When a POD publisher offers to sell a book on a returnable basis, there is often a period of time associated with the option, either one year or two in most cases.  Why?  The best analogy is life insurance. You pay into a life insurance policy every 6 months or every year. You don’t just make one payment. Same philosophy here. In fact, the analogy works on several levels.  Life insurance is protecting  your family in the event of an unfortunate circumstance, such as a death.  Purchasing a retail returns program is similar– you are protecting yourself in the event your book is returned in massive quantities.   Similarly, just as the life insurance company is accepting those premiums to have enough money to cover any claim, so too are the POD publishers.

Let’s pretend Barnes & Noble orders 1000 copies of your book. They sell 100 and have 900 copies to return.  If each copy costs $5 to print-on-demand, that is $4500 being refunded back to Barnes & Noble’s pocket. This is an over-simplification, because there are additional complexities like wholesale margin and printer profit to account for, but this works for the sake of an example.

It might not be pretty to realize, but from a business perspective, 4500 returned POD books have a value of exactly zero, so the fact that 4500 books are coming back to be dealt with is actually an increased cost to the wholesaler and publisher, not a savings. Reprinting that same book new costs $5 while administratively handling its storage, reassignment, and reshipment might cost $7.

So, who is giving that $4500 back to Barnes & Noble?  Not Ingram! The only players left are the publisher and the author.  Since the publisher has offered “life insurance” on the book, they pay the $4500 bill rather than asking the author to pay. The author’s “premiums” have covered the publisher against the potential risk.  Does this mean that some authors receive a far greater financial benefit than the cost of a returns program? Yes. Does this mean that some authors receive a far lower financial benefit?

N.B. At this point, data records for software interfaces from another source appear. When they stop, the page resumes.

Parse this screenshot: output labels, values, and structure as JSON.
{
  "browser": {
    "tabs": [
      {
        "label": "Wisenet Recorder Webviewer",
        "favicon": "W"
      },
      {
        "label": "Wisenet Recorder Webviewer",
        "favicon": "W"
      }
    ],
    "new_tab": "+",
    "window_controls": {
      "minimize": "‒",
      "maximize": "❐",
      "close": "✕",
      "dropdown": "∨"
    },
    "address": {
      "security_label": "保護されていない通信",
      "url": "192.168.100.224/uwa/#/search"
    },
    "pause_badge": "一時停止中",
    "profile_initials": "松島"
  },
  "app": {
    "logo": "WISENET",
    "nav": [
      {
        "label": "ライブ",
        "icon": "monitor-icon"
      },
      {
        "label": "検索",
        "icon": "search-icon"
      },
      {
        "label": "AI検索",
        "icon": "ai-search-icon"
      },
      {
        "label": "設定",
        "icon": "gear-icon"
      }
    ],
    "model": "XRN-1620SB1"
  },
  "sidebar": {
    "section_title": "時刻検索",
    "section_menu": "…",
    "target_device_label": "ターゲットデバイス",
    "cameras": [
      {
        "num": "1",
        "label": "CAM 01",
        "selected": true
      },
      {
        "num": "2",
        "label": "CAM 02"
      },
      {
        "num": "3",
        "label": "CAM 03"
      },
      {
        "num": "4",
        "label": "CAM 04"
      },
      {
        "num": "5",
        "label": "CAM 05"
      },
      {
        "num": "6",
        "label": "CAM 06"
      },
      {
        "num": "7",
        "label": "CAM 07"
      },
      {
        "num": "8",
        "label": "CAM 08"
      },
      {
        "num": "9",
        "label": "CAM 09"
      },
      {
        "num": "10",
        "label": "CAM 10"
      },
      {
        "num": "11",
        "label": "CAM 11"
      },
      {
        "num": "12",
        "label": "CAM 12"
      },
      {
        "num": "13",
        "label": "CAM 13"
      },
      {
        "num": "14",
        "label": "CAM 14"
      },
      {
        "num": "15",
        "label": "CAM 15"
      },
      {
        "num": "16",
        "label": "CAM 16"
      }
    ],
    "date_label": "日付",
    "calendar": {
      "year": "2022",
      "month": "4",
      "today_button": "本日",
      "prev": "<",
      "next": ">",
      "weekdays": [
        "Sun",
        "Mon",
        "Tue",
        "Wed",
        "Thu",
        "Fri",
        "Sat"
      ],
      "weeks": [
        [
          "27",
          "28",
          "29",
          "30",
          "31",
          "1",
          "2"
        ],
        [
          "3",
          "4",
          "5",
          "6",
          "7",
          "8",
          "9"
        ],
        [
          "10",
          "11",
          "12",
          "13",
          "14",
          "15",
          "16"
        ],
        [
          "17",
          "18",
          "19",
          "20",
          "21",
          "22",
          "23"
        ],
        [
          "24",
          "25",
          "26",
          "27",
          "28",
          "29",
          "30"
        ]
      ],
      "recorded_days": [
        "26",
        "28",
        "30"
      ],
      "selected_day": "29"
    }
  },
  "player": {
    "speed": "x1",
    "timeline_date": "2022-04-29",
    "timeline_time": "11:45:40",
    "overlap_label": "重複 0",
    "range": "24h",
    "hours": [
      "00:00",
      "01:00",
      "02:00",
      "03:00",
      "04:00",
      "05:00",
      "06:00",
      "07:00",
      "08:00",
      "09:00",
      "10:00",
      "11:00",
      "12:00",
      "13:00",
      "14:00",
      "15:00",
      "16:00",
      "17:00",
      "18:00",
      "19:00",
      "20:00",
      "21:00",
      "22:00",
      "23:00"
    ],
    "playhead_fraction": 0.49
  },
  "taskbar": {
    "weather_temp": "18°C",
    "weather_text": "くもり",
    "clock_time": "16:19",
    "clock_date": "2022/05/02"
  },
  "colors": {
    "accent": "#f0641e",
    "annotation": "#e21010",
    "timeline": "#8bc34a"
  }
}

Yes.  Just like insurance.  The family with the “death” is subsidized by all the premiums being paid by the living.  Of course, between dying and living, I know which I’d prefer.  So if my book is not being returned in massive quantities, I’m okay with the fact that I might be subsidizing other authors in this way.


95% of online e-retailers like Amazon or will list your book whether or not your book is returnable.  The question of returns only truly arises when the topic turns to off-line, brick-and-mortar stores.  So if your marketing plan is to ignore the off-line stores entirely, there is no need to have your book returnable.

On the other hand, if your plan involves contacting brick-and-mortar stores, pitching your book to their buyers, engaging in physical book signings, and having your book either stocked or available for off-line retail ordering, you may want to strongly consider a returns program for your book.  Why? Because off-line, brick-and-mortar booksellers are accustomed to being able to return books.  This harkens back to the days of the depression when publishers offered this “perk” to bookstores in an effort to encourage them to continue buying books even when bookstores didn’t have any customers.  Once acquired, the bookstores refused to relinquish this perk, even when business boomed.  Again, this is an oversimplification; but it will suffice as a snapshot of history.

They say you can’t teach an old dog new tricks.   This pretty much sums up the situation with off-line, brick-and-mortar bookstores and POD books.  Bookstores are the old dog. POD is the new trick.  Each started out this millennium not fond of the other.  Slowly, the old dog is coming around, out of necessity more than anything else.  But most stores are not willing to relinquish their requirement for returnability (unless they really like you and are willing to make an exception – and this happens quite frequently, mostly at the local level). That means, if you want to be in their ballgame, you need to play by their rules. And that means allowing your book to be returned, with the understanding that you are basically paying for insurance when you order a returns program, protecting yourself against the risk of your book being returned in such high quantities that the refund would exceed your ability to pay.

Granted, this is a topic with some complexity, but hopefully this article has helped somewhat.